[WORK INSTRUCTION] Every entry below is to be retyped exactly as it stands.

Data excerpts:

-----

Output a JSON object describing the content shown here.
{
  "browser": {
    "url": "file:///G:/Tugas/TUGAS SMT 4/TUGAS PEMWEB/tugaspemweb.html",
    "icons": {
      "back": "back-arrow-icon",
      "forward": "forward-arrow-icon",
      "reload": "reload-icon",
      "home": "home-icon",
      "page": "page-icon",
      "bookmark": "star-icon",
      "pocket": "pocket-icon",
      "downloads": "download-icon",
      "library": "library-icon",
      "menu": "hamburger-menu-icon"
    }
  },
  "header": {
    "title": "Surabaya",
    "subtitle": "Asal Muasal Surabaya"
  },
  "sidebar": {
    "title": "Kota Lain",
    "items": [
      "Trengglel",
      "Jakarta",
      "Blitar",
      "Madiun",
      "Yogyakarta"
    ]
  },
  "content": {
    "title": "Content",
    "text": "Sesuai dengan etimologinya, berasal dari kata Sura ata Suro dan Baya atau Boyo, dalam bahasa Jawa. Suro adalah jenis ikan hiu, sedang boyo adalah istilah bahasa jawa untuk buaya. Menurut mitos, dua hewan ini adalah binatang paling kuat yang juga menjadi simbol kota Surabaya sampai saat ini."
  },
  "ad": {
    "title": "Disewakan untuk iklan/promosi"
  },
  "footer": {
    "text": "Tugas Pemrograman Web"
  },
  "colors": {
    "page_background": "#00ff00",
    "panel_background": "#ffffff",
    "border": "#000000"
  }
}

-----

[EXPECTED ANSWER]
Output a JSON object describing the content shown here.
{
  "browser": {
    "url": "file:///G:/Tugas/TUGAS SMT 4/TUGAS PEMWEB/tugaspemweb.html",
    "icons": {
      "back": "back-arrow-icon",
      "forward": "forward-arrow-icon",
      "reload": "reload-icon",
      "home": "home-icon",
      "page": "page-icon",
      "bookmark": "star-icon",
      "pocket": "pocket-icon",
      "downloads": "download-icon",
      "library": "library-icon",
      "menu": "hamburger-menu-icon"
    }
  },
  "header": {
    "title": "Surabaya",
    "subtitle": "Asal Muasal Surabaya"
  },
  "sidebar": {
    "title": "Kota Lain",
    "items": [
      "Trengglel",
      "Jakarta",
      "Blitar",
      "Madiun",
      "Yogyakarta"
    ]
  },
  "content": {
    "title": "Content",
    "text": "Sesuai dengan etimologinya, berasal dari kata Sura ata Suro dan Baya atau Boyo, dalam bahasa Jawa. Suro adalah jenis ikan hiu, sedang boyo adalah istilah bahasa jawa untuk buaya. Menurut mitos, dua hewan ini adalah binatang paling kuat yang juga menjadi simbol kota Surabaya sampai saat ini."
  },
  "ad": {
    "title": "Disewakan untuk iklan/promosi"
  },
  "footer": {
    "text": "Tugas Pemrograman Web"
  },
  "colors": {
    "page_background": "#00ff00",
    "panel_background": "#ffffff",
    "border": "#000000"
  }
}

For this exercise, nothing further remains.